- PROBLEM STATEMENT:
Give back the lines below verbatim, omitting all pictures.
########
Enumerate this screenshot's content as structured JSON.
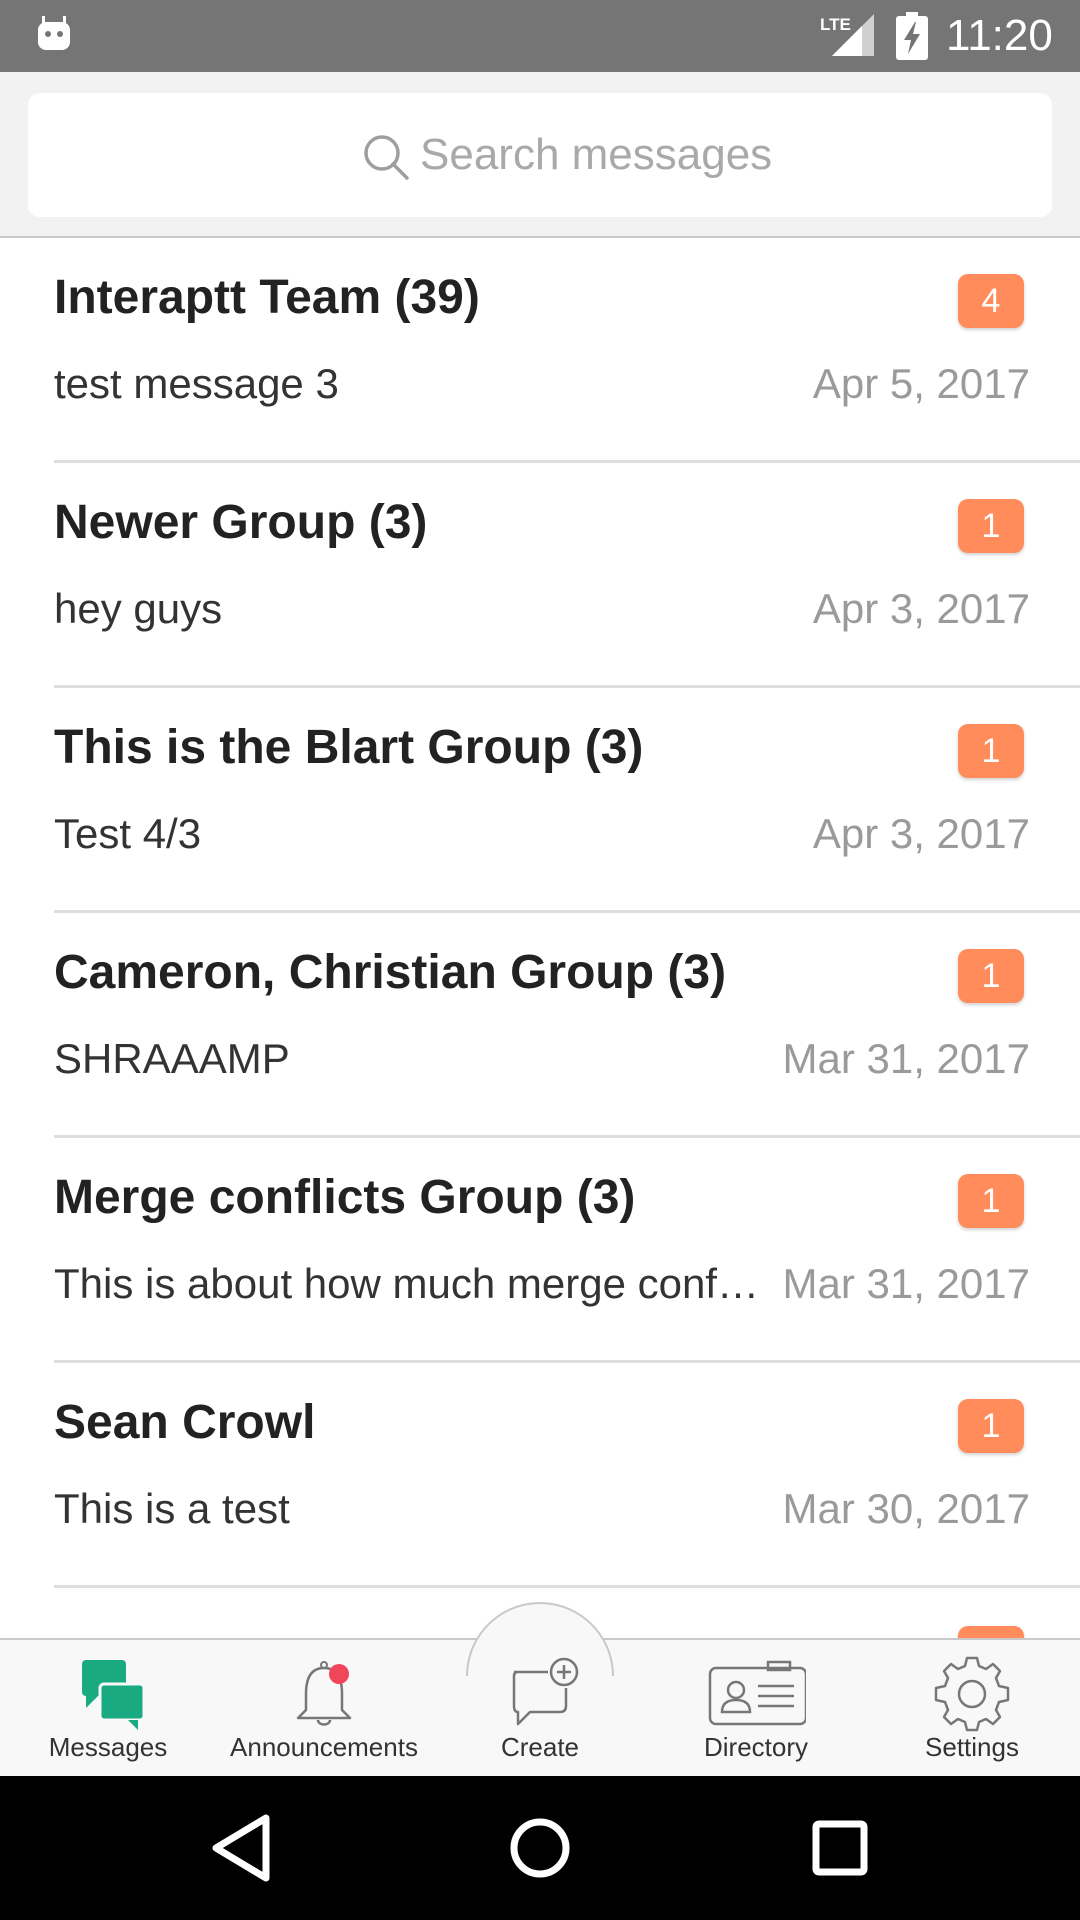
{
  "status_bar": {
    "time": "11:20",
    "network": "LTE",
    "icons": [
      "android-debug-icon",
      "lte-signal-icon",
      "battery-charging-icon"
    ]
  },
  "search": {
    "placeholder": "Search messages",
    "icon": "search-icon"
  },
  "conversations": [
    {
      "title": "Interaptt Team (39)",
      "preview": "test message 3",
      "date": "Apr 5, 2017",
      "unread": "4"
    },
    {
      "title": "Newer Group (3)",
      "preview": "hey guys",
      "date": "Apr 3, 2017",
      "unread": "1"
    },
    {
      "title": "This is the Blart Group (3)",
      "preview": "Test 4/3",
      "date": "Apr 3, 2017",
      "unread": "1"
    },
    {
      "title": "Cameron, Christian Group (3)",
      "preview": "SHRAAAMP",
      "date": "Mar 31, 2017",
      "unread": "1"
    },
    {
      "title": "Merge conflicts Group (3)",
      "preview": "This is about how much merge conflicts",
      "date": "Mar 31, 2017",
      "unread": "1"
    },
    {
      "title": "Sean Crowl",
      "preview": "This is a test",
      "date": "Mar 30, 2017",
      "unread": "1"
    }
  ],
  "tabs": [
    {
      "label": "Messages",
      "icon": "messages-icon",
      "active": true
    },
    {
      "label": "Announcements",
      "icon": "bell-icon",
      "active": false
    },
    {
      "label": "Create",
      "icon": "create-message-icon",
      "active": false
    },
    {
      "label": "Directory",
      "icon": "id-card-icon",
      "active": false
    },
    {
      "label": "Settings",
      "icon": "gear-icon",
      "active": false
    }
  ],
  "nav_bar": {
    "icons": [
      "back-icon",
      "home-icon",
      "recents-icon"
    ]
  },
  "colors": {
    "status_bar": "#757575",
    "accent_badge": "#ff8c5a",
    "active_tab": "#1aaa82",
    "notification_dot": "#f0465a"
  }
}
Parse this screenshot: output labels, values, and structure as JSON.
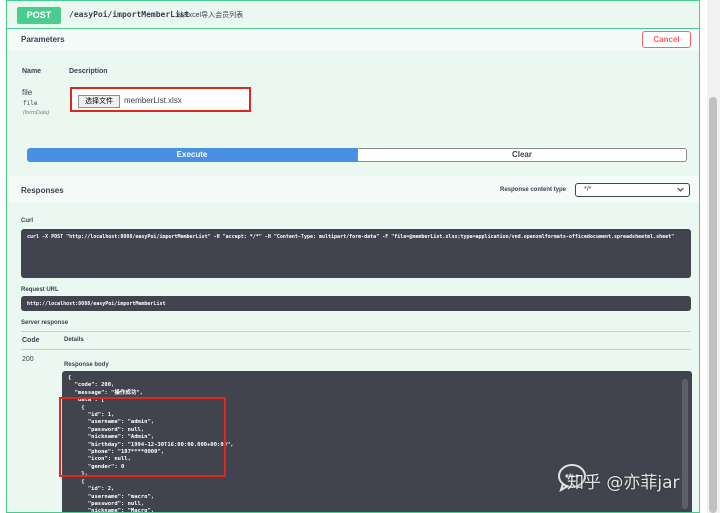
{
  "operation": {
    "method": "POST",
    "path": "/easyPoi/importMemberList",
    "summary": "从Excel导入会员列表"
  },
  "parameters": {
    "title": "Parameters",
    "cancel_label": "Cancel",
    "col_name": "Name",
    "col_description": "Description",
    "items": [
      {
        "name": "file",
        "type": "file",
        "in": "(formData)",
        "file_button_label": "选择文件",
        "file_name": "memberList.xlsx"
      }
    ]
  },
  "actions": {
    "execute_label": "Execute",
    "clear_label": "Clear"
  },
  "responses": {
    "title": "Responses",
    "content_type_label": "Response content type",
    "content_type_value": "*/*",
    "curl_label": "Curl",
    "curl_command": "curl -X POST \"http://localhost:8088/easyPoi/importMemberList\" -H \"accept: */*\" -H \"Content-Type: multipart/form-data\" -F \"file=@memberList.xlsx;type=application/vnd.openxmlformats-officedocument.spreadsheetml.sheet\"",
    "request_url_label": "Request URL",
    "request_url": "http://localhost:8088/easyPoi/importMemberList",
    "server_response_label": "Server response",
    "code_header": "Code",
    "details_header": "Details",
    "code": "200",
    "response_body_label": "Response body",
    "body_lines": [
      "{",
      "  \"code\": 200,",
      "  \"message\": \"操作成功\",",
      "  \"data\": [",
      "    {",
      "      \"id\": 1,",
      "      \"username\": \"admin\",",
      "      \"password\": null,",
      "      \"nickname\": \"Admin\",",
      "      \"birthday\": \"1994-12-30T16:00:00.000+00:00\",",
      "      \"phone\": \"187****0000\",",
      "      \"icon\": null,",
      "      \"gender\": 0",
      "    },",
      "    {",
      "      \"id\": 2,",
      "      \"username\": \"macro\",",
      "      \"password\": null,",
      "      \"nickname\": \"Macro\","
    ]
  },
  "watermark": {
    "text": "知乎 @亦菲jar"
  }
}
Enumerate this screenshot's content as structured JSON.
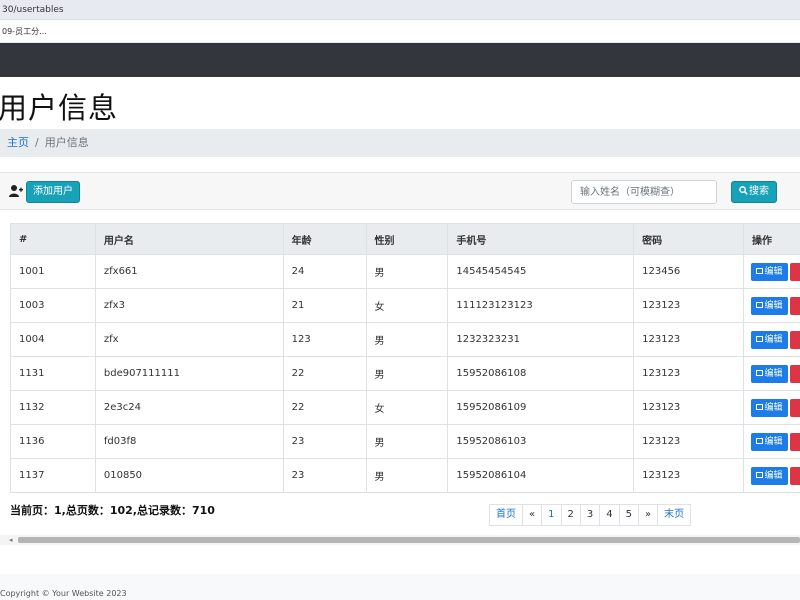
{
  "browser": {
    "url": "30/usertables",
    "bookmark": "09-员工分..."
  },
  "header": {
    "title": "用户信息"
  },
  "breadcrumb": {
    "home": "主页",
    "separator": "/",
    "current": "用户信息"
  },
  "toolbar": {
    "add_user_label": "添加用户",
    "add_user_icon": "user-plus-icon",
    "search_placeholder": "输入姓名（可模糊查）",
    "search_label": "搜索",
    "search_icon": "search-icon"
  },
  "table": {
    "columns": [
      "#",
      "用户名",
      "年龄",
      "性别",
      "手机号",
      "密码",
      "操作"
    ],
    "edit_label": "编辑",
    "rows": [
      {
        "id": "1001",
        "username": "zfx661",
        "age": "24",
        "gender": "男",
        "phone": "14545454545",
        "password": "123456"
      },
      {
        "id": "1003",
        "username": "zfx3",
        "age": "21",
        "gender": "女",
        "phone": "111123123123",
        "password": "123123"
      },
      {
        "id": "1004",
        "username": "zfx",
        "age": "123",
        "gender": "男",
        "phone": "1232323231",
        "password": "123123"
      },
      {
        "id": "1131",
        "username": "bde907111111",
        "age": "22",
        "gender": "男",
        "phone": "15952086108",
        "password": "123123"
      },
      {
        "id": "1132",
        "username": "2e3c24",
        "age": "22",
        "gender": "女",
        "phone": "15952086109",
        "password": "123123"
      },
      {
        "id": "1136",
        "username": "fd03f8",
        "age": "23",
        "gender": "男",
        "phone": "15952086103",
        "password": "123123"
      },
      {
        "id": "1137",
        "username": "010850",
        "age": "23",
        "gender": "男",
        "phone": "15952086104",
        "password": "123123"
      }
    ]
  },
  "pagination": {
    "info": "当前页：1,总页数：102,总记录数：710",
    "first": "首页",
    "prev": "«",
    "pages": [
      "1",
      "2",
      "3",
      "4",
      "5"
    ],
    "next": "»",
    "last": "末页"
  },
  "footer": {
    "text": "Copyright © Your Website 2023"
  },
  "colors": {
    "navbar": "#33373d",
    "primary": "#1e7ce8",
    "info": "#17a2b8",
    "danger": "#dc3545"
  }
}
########
- OUTPUT FOR THIS EXERCISE:
Enumerate this screenshot's content as structured JSON.
{
  "status_bar": {
    "time": "11:20",
    "network": "LTE",
    "icons": [
      "android-debug-icon",
      "lte-signal-icon",
      "battery-charging-icon"
    ]
  },
  "search": {
    "placeholder": "Search messages",
    "icon": "search-icon"
  },
  "conversations": [
    {
      "title": "Interaptt Team (39)",
      "preview": "test message 3",
      "date": "Apr 5, 2017",
      "unread": "4"
    },
    {
      "title": "Newer Group (3)",
      "preview": "hey guys",
      "date": "Apr 3, 2017",
      "unread": "1"
    },
    {
      "title": "This is the Blart Group (3)",
      "preview": "Test 4/3",
      "date": "Apr 3, 2017",
      "unread": "1"
    },
    {
      "title": "Cameron, Christian Group (3)",
      "preview": "SHRAAAMP",
      "date": "Mar 31, 2017",
      "unread": "1"
    },
    {
      "title": "Merge conflicts Group (3)",
      "preview": "This is about how much merge conflicts",
      "date": "Mar 31, 2017",
      "unread": "1"
    },
    {
      "title": "Sean Crowl",
      "preview": "This is a test",
      "date": "Mar 30, 2017",
      "unread": "1"
    }
  ],
  "tabs": [
    {
      "label": "Messages",
      "icon": "messages-icon",
      "active": true
    },
    {
      "label": "Announcements",
      "icon": "bell-icon",
      "active": false
    },
    {
      "label": "Create",
      "icon": "create-message-icon",
      "active": false
    },
    {
      "label": "Directory",
      "icon": "id-card-icon",
      "active": false
    },
    {
      "label": "Settings",
      "icon": "gear-icon",
      "active": false
    }
  ],
  "nav_bar": {
    "icons": [
      "back-icon",
      "home-icon",
      "recents-icon"
    ]
  },
  "colors": {
    "status_bar": "#757575",
    "accent_badge": "#ff8c5a",
    "active_tab": "#1aaa82",
    "notification_dot": "#f0465a"
  }
}
Parse this screenshot: output labels, values, and structure as JSON.
{
  "operation": {
    "method": "POST",
    "path": "/easyPoi/importMemberList",
    "summary": "从Excel导入会员列表"
  },
  "parameters": {
    "title": "Parameters",
    "cancel_label": "Cancel",
    "col_name": "Name",
    "col_description": "Description",
    "items": [
      {
        "name": "file",
        "type": "file",
        "in": "(formData)",
        "file_button_label": "选择文件",
        "file_name": "memberList.xlsx"
      }
    ]
  },
  "actions": {
    "execute_label": "Execute",
    "clear_label": "Clear"
  },
  "responses": {
    "title": "Responses",
    "content_type_label": "Response content type",
    "content_type_value": "*/*",
    "curl_label": "Curl",
    "curl_command": "curl -X POST \"http://localhost:8088/easyPoi/importMemberList\" -H \"accept: */*\" -H \"Content-Type: multipart/form-data\" -F \"file=@memberList.xlsx;type=application/vnd.openxmlformats-officedocument.spreadsheetml.sheet\"",
    "request_url_label": "Request URL",
    "request_url": "http://localhost:8088/easyPoi/importMemberList",
    "server_response_label": "Server response",
    "code_header": "Code",
    "details_header": "Details",
    "code": "200",
    "response_body_label": "Response body",
    "body_lines": [
      "{",
      "  \"code\": 200,",
      "  \"message\": \"操作成功\",",
      "  \"data\": [",
      "    {",
      "      \"id\": 1,",
      "      \"username\": \"admin\",",
      "      \"password\": null,",
      "      \"nickname\": \"Admin\",",
      "      \"birthday\": \"1994-12-30T16:00:00.000+00:00\",",
      "      \"phone\": \"187****0000\",",
      "      \"icon\": null,",
      "      \"gender\": 0",
      "    },",
      "    {",
      "      \"id\": 2,",
      "      \"username\": \"macro\",",
      "      \"password\": null,",
      "      \"nickname\": \"Macro\","
    ]
  },
  "watermark": {
    "text": "知乎 @亦菲jar"
  }
}
Enumerate this screenshot's content as structured JSON.
{
  "browser": {
    "url": "30/usertables",
    "bookmark": "09-员工分..."
  },
  "header": {
    "title": "用户信息"
  },
  "breadcrumb": {
    "home": "主页",
    "separator": "/",
    "current": "用户信息"
  },
  "toolbar": {
    "add_user_label": "添加用户",
    "add_user_icon": "user-plus-icon",
    "search_placeholder": "输入姓名（可模糊查）",
    "search_label": "搜索",
    "search_icon": "search-icon"
  },
  "table": {
    "columns": [
      "#",
      "用户名",
      "年龄",
      "性别",
      "手机号",
      "密码",
      "操作"
    ],
    "edit_label": "编辑",
    "rows": [
      {
        "id": "1001",
        "username": "zfx661",
        "age": "24",
        "gender": "男",
        "phone": "14545454545",
        "password": "123456"
      },
      {
        "id": "1003",
        "username": "zfx3",
        "age": "21",
        "gender": "女",
        "phone": "111123123123",
        "password": "123123"
      },
      {
        "id": "1004",
        "username": "zfx",
        "age": "123",
        "gender": "男",
        "phone": "1232323231",
        "password": "123123"
      },
      {
        "id": "1131",
        "username": "bde907111111",
        "age": "22",
        "gender": "男",
        "phone": "15952086108",
        "password": "123123"
      },
      {
        "id": "1132",
        "username": "2e3c24",
        "age": "22",
        "gender": "女",
        "phone": "15952086109",
        "password": "123123"
      },
      {
        "id": "1136",
        "username": "fd03f8",
        "age": "23",
        "gender": "男",
        "phone": "15952086103",
        "password": "123123"
      },
      {
        "id": "1137",
        "username": "010850",
        "age": "23",
        "gender": "男",
        "phone": "15952086104",
        "password": "123123"
      }
    ]
  },
  "pagination": {
    "info": "当前页：1,总页数：102,总记录数：710",
    "first": "首页",
    "prev": "«",
    "pages": [
      "1",
      "2",
      "3",
      "4",
      "5"
    ],
    "next": "»",
    "last": "末页"
  },
  "footer": {
    "text": "Copyright © Your Website 2023"
  },
  "colors": {
    "navbar": "#33373d",
    "primary": "#1e7ce8",
    "info": "#17a2b8",
    "danger": "#dc3545"
  }
}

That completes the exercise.